On Sept. 6, in the perjury trial of expelled president of the Int’l Bhd. of Teamsters, Ron Carey, the defense apparently got a big boost. Convicted felon William W. Hamilton, IBT’s ex-political director, testified that he had never told Carey that a series of political contributions were linked to a money-laundering scheme to generate funds for Carey’s 1996 campaign. Currently serving a three-year prison sentence after his Nov. 1999 conviction on charges that he embezzled IBT funds in the scandal and then lied about, Hamilton was called by the prosecution. But his testimony appeared to support the defense’s contention that Carey was unaware that the donations were linked to his campaign. He reportedly stated he was testifying without a grant of immunity or any other deal from the prosecution.
Hamilton, who did not take the stand in his own trial, testified that he had only discussed the contributions with Carey twice and had not mentioned their links to the campaign. In one conversation at an Ind. IBT dinner honoring Carey just before the election, Carey asked why IBT’s political arm was spending so much money out of the general treasury, Hamilton testified. Hamilton said he replied that the political spending was “appropriate” and that it was necessary because IBT’s political action fund had been exhausted. Carey’s only reply was to acknowledge it briefly, Hamilton suggested. Similarly, in the only other conversation on the matter, Hamilton said Carey had made a noncommittal reply to a telephone call following up on a request for funds. Thus, it fell to the prosecution, specifically Asst. U.S. Atty. Andrew Dember, to seek to undercut the credibility of its own witness.
Hamilton also said Carey campaign manager Jere Nash, who has pled guilty in the scandal, had told him earlier that Carey would be informed of the scheme, but that nothing Carey said to him suggested that was true. According to a courtroom observer, Hamilton testified that Nash pitched the scheme to Hamilton. Hamilton also allegedly stated under oath that he discussed Nash’s idea with ex-IBT general counsel Judith A. Scott. Hamilton allegedly testified that Scott approved of the scheme. Scott is now general counsel for the Serv. Employees Int’l Union and a member of the James & Hoffman law firm.

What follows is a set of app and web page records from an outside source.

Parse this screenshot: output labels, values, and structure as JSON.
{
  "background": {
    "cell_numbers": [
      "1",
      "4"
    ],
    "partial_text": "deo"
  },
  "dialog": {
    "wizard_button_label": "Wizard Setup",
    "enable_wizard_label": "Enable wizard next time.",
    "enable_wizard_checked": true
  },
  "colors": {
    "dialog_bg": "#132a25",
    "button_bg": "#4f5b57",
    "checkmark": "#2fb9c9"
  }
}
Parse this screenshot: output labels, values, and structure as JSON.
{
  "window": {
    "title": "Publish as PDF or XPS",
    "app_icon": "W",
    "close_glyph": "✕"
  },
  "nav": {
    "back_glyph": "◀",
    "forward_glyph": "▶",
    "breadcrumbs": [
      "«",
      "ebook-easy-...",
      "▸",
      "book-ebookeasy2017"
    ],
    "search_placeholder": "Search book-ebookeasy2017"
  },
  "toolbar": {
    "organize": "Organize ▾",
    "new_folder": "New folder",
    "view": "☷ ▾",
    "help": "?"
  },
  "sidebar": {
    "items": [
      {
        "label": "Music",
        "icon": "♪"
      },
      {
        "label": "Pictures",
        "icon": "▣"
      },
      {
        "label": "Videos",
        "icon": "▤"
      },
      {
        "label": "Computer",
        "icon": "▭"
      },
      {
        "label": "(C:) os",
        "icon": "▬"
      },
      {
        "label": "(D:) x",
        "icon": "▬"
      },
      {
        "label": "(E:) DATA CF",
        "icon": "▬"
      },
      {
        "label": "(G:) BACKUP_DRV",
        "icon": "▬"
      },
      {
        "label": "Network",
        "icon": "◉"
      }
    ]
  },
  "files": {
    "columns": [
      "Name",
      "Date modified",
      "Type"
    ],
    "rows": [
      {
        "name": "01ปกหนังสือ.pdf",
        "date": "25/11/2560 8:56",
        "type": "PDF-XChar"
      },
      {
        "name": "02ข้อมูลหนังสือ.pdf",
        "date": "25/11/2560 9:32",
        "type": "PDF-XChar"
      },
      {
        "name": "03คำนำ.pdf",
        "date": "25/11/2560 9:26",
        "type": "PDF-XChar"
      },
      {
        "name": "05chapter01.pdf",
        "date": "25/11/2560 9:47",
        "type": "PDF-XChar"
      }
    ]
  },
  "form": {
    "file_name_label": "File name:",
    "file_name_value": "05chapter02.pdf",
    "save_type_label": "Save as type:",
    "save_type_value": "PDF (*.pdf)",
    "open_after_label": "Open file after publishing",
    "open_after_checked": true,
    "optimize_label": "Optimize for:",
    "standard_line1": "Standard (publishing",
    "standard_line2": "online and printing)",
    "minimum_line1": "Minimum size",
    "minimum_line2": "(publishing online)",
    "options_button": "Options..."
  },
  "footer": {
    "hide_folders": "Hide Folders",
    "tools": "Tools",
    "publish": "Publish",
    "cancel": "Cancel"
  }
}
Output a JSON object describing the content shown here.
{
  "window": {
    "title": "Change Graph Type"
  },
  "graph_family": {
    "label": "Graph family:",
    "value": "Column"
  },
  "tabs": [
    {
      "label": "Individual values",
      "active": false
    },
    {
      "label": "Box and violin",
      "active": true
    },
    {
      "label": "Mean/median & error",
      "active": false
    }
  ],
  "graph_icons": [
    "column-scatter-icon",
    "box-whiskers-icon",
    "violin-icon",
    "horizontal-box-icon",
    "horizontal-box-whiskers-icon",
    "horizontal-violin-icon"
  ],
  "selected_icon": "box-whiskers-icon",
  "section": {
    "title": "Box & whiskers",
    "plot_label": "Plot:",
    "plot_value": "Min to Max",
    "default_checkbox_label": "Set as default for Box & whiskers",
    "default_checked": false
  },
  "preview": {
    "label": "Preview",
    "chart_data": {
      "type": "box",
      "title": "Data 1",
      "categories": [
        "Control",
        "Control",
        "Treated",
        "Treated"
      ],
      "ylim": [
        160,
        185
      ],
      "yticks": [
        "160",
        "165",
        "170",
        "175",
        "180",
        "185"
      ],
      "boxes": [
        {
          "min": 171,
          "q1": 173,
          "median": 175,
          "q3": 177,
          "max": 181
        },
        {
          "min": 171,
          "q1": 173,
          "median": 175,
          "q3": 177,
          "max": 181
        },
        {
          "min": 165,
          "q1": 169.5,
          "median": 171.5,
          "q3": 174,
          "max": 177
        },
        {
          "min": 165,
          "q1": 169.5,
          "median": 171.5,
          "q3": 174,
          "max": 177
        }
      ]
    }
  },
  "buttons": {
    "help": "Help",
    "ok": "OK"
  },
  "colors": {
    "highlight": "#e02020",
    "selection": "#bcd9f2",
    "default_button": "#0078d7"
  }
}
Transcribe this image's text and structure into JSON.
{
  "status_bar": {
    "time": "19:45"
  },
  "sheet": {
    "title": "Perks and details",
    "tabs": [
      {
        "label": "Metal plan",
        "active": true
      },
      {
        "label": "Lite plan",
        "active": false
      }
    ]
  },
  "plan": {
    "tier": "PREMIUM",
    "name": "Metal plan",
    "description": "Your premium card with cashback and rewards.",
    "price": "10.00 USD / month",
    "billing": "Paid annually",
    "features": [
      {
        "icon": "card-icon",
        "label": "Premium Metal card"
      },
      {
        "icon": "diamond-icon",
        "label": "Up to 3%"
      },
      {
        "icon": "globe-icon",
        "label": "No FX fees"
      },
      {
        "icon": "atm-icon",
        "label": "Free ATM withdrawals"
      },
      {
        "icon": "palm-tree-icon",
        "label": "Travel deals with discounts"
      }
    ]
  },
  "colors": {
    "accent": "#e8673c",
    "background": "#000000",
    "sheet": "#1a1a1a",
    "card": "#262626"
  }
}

Before Hamilton, another prosecution witness, Carey’s secretary Monie Simpkins testified against her old boss yesterday–but still insisted he knew about the scheme. She told the jury that Carey had signed off on the contributions to outside groups that then helped funnel money back into his campaign.
As the fund-raising fiasco unraveled, she realized she was in serious trouble and began cooperating with investigators. Simpkins, now a Va. school teacher, choked up with tears as she told the jury she worked as Carey’s secretary until Oct. 1997, when she went on disability for “depression caused by stress.”
Carey’s trial in Manhattan, which began Aug. 28, was nearing its halfway point before the World Trade Ctr. attack. [BNA 9/7/01; N.Y. Post; Daily News 9/6/01]